This is an extension of the NBA's investment in global development. Last year's camp featured superstar Canadian guard R.J. Barrett—headed to Duke next year—while this year's biggest names were Luka Samanic of Croatia and MVP Charles Bassey of Nigeria. All of it is a reminder that the game is growing abroad, and as the NBA continues to double down around the world, the growth isn't an accident.
On Saturday morning I was lost. Adidas rented out multiple buildings and several blocks worth of downtown real estate, where the brand hosted nightly concerts (N.E.R.D, Kid Cudi, and many more artists performed). The set-up included a full size basketball court, design laboratories, retail space, and just enough room for me to spend almost 45 minutes wandering around looking like an idiot. The sneaker wars have been well-documented by many—including the FBI!—but it bears mentioning that the most absurd battleground of all comes every year at All-Star Weekend. Adidas basically built its own self-sustaining community this weekend, fueled by rap music and color-coded wristbands and teenagers desperate for the Bape Dames.
For its part, Nike introduced something called Hydro-dipping for custom-made shoe designs. The Nike HQ hosted an interview in which Jalen Rose and Kobe Bryant discussing the 81-point game, while Kendrick Lamar played a show for them on Friday. The space itself had a full-length court hosting games all weekend, grayscale portraits of every Nike All-Star, plus at least one Kobe poem/bible scripture (sample: "Just as much artist as athlete ... A maker in every sense of the word.").
Alas, this weekend in L.A. did not belong to Kobe.
All weekend long, LeBron dominated. Outside Staples Center Sunday afternoon in L.A., fans were selling "LeBron to L.A." bootleg t-shirts. Inside Staples, LeBron played his best All-Star Game in a decade, and by actually playing hard, he helped set the tone for the entire game. Earlier in the weekend he'd been attacked by a Fox News host in a dog whistling play for attention, and by Saturday LeBron had responded with an effortless, pitch perfect blend of disgust and indifference.

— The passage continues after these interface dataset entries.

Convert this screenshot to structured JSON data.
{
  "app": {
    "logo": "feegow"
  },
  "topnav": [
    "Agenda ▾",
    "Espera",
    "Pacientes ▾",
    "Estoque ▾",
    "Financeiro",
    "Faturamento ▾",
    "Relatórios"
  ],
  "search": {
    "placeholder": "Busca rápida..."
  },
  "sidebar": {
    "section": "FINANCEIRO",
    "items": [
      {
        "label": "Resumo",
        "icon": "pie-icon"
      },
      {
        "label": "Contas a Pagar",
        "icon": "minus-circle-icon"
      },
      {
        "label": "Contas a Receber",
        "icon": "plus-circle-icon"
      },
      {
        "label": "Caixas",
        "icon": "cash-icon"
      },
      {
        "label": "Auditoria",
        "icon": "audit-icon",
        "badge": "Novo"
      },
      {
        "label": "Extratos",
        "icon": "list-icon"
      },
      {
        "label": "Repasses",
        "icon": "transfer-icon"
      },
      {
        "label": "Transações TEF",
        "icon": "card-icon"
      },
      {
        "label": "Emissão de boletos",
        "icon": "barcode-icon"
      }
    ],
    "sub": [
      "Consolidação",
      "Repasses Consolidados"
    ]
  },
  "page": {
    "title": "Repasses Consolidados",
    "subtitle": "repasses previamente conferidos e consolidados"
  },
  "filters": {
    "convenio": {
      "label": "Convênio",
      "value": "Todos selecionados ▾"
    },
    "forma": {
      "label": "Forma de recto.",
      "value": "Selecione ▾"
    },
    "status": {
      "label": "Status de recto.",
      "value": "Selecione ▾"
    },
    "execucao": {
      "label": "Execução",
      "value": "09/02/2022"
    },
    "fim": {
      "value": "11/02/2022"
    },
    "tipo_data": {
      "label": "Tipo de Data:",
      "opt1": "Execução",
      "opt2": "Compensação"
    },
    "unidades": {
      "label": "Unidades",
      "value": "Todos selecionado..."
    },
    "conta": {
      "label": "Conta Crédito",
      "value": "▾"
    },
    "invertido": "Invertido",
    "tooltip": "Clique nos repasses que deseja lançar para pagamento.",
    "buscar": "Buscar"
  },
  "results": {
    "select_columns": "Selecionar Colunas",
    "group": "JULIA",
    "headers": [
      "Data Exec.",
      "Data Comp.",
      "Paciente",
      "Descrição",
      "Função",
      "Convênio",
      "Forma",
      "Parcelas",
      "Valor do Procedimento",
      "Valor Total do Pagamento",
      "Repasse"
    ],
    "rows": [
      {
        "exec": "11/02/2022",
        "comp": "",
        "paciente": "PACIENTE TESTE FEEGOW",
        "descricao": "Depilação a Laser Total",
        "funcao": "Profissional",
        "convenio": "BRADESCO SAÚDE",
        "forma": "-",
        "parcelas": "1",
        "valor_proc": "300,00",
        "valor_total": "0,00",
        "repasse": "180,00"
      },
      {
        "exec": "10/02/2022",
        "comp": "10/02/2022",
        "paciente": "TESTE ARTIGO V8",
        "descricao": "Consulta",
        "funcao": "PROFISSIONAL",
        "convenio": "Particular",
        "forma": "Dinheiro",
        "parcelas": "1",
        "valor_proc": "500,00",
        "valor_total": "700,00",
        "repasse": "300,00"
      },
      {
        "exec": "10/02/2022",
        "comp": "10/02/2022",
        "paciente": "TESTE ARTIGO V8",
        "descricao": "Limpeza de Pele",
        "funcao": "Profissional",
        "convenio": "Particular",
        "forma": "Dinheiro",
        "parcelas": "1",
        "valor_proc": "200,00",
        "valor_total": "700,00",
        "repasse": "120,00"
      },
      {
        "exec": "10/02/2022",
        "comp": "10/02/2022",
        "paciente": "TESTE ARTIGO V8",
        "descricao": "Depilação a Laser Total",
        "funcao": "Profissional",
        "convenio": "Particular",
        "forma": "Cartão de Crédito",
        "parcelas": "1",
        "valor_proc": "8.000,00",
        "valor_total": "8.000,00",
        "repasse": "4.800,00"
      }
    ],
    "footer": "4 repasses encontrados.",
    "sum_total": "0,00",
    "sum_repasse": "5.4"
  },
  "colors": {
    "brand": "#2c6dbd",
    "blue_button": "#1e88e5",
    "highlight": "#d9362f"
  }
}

LeBron has been more than a basketball player for a long time, and he really doesn't need to explain himself to anyone who's too lazy to appreciate what he's accomplished. He's helped financed several successful businesses, he's been the beneficiary of wildly lucrative endorsements and long-term investments, and in turn, he's been the benefactor for more than 1,200 kids who have been helped by his "I Promise" foundation. He's taken natural talent and worked to master his craft, empower friends, broaden his horizons, and improve the lives of kids in his hometown. That news host lamented the idea that there were kids out there following LeBron's example, but her lazy pandering aside, it's objectively difficult to imagine many more compelling examples of success anywhere in public life.